IOCTL(2)		   Linux Programmer's Manual		      IOCTL(2)


ioctl - control device


#include <sys/ioctl.h> int ioctl(int d, int request, ...);


The ioctl function manipulates the underlying device parameters of spe- cial files. In particular, many operating characteristics of character special files (e.g. terminals) may be controlled with ioctl requests. The argument d must be an open file descriptor. The second argument is a device-dependent request code. The third argument is an untyped pointer to memory. It's traditionally char *argp (from the days before void * was valid C), and will be so named for this discussion. An ioctl request has encoded in it whether the argument is an in param- eter or out parameter, and the size of the argument argp in bytes. Macros and defines used in specifying an ioctl request are located in the file <sys/ioctl.h>.


Usually, on success zero is returned. A few ioctls use the return value as an output parameter and return a nonnegative value on success. On error, -1 is returned, and errno is set appropriately.

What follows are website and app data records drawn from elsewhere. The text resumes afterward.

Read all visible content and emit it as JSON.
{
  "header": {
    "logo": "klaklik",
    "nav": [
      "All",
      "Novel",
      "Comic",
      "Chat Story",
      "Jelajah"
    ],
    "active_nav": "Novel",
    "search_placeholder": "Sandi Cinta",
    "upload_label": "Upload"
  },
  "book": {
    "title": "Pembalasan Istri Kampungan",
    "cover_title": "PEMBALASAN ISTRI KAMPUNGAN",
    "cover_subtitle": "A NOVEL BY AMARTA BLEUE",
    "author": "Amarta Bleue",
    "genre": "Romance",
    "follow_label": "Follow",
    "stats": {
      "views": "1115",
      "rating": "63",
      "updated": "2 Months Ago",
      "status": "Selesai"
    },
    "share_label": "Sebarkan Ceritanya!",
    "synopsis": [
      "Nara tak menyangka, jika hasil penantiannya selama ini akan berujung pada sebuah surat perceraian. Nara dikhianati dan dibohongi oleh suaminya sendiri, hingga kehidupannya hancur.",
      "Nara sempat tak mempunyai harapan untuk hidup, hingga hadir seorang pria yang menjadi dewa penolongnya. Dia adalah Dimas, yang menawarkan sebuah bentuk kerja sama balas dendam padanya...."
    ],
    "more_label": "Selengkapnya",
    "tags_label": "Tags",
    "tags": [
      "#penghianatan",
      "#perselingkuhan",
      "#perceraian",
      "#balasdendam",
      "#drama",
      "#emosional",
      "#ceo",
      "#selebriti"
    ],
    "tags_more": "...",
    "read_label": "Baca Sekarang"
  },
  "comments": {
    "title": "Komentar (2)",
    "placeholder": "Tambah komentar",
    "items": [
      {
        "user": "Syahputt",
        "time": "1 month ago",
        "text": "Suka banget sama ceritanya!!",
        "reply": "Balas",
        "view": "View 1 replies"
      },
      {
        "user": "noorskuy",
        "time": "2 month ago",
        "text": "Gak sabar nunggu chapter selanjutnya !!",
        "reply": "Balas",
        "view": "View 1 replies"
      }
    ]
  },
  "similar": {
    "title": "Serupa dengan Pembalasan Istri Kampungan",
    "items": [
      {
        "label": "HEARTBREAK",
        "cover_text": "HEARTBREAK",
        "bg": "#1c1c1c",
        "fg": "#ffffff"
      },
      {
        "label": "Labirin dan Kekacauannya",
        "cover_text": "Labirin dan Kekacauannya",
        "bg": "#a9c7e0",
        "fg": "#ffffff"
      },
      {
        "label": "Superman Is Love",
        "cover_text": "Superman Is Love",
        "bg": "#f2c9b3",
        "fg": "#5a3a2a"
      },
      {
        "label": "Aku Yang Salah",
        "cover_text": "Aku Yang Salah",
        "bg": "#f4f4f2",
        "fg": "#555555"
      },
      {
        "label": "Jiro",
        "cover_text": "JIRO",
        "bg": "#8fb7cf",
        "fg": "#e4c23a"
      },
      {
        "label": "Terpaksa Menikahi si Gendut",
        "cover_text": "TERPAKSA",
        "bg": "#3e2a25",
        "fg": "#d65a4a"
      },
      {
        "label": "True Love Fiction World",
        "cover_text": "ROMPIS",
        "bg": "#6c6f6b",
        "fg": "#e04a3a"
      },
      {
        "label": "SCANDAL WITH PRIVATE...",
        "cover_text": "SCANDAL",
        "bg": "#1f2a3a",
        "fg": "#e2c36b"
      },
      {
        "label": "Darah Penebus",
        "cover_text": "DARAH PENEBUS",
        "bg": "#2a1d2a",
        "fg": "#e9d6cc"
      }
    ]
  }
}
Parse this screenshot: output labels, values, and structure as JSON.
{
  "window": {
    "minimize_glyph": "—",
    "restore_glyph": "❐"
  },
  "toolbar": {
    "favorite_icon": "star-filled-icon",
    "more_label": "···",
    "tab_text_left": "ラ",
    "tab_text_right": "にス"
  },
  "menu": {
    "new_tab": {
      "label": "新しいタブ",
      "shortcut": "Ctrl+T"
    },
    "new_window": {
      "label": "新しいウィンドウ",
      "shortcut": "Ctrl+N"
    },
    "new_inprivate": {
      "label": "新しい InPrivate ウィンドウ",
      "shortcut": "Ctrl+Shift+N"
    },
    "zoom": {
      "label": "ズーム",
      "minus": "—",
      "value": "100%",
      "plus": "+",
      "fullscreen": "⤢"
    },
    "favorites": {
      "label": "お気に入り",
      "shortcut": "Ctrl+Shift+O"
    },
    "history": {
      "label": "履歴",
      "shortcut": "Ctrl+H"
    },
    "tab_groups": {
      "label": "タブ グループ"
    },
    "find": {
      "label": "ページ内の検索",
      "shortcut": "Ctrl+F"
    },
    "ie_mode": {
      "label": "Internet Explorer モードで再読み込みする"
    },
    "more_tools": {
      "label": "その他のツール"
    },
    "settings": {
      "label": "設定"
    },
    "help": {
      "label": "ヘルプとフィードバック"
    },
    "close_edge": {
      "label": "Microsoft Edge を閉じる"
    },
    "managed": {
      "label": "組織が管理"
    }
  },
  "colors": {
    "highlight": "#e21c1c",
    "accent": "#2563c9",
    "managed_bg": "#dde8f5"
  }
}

EBADF d is not a valid descriptor. EFAULT argp references an inaccessible memory area. ENOTTY d is not associated with a character special device. ENOTTY The specified request does not apply to the kind of object that the descriptor d references. EINVAL Request or argp is not valid.


No single standard. Arguments, returns, and semantics of ioctl(2) vary according to the device driver in question (the call is used as a catch-all for operations that don't cleanly fit the Unix stream I/O model). See ioctl_list(2) for a list of many of the known ioctl calls. The ioctl function call appeared in Version 7 AT&T Unix.


execve(2), fcntl(2), ioctl_list(2), mt(4), sd(4), tty(4) BSD Man Page 2000-09-21 IOCTL(2)